Everyone says reform is for the kids.
The problem is adult agendas come into play, and we need to be very wary of those. If you’re really doing it solely for the students, then you’re also going to be able to be self-reflective and say this part of our agenda may or may not really be for the students. You’ve got so many fantastic ideas. What is stopping ideas from moving forward? This idea of bureaucracy, I haven’t yet found where this bureaucracy is, I can’t find the bureaucracy department to try to eliminate it.
My biggest goal is for people to feel confident in their local schools’ ability to listen to them and serve their children.
What’s your take on the “parent trigger”?
It didn’t come out of nowhere. If parents had felt they were being listened to, there would have been no movement in this direction and the trigger would never be pulled. We should ask some questions: Why can’t you pull the trigger in a school in Brentwood? Why is it only in low-performing schools?

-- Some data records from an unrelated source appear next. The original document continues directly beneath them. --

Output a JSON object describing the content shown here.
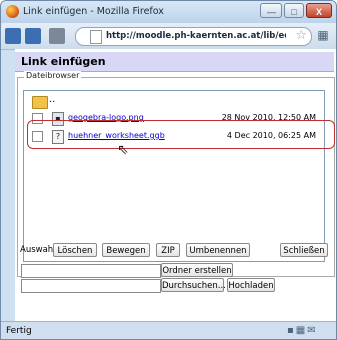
{
  "window": {
    "title": "Link einfügen - Mozilla Firefox",
    "min_label": "—",
    "max_label": "□",
    "close_label": "X"
  },
  "navbar": {
    "url": "http://moodle.ph-kaernten.ac.at/lib/editor/htmlar"
  },
  "page": {
    "heading": "Link einfügen",
    "filebrowser_legend": "Dateibrowser",
    "up_label": "..",
    "files": [
      {
        "name": "geogebra-logo.png",
        "date": "28 Nov 2010, 12:50 AM",
        "icon": "image-file-icon"
      },
      {
        "name": "huehner_worksheet.ggb",
        "date": "4 Dec 2010, 06:25 AM",
        "icon": "unknown-file-icon"
      }
    ],
    "selection_label": "Auswahl:",
    "buttons": {
      "delete": "Löschen",
      "move": "Bewegen",
      "zip": "ZIP",
      "rename": "Umbenennen",
      "close": "Schließen",
      "create_folder": "Ordner erstellen",
      "browse": "Durchsuchen...",
      "upload": "Hochladen"
    }
  },
  "status": {
    "text": "Fertig"
  },
  "colors": {
    "heading_bg": "#d8d8f6",
    "link": "#0000cc",
    "highlight": "#c03030"
  }
}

Here’s another thing to discuss: How are students being served when charter schools and traditional public schools have different discipline standards? Some charter schools can have parent volunteer requirements, whereas a traditional public school cannot. I think all schools need to be held to the same standards, and we need to discuss what they are.

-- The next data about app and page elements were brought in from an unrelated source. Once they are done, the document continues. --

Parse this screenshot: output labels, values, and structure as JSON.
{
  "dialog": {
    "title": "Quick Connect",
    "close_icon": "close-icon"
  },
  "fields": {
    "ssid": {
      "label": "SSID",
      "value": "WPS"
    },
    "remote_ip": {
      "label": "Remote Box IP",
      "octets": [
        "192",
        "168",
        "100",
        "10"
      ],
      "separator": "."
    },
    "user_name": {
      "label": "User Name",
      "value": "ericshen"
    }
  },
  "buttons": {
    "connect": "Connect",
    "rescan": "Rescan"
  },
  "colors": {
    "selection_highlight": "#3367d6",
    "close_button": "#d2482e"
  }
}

Your widowed mom is Latina. Three-quarters of LAUSD students are Latino. What personally do you bring to that?
I have two younger brothers. When I was growing up, my mom would send me to their parent conferences. I think she felt very much like an outsider in the education system. They felt one of my brothers had a speech impediment; no, he just has an accent. Experiences like that led her to say, “Monica can go to the conferences.” If we don’t make our schools welcoming to parents, they will not come. I had back-to-school mornings for parents who were unable to come at night. There were times I would go to the house to meet with them.
LAUSD promises an iPad for every student by next year. Does that risk creating the perception that a computer notebook solves classroom problems?
I’ve been very impressed that both Dr. Deasy and Dr. Aquino [LAUSD superintendent and deputy superintendent, respectively] have been trying hard to get out the message that iPads are not a silver bullet, that our silver bullet is effective teaching. This is a tool, like a ruler or a protractor. It is not going to solve the education problems in this city.
You support vocational education, which some people think of as tracking.
I know, and the last thing I want to do is track my students. As one woman said to me, “My husband is a carpenter; he purchased this home as a carpenter; why are we telling students they can’t be carpenters?” It’s not about tracking, it’s about allowing students to do what they want. Not everyone wants to work in an office.
You didn’t sound very positive about Deasy when you were running. How about now?
I believe he’s open to feedback, he’s open to constructive criticism, I’ve really enjoyed working with him, and his commitment to students is without question. I thought it was great when he went to work as a cafeteria worker the other day. I’d love for him to sub for a day. Obviously I don’t want him to be a bus driver! But it’d be great for him to go around and show that he understands what it’s like.
This interview was edited and excerpted from a taped transcript.
Get Group Therapy
Life is stressful. Our weekly mental wellness newsletter can help.
You may occasionally receive promotional content from the Los Angeles Times.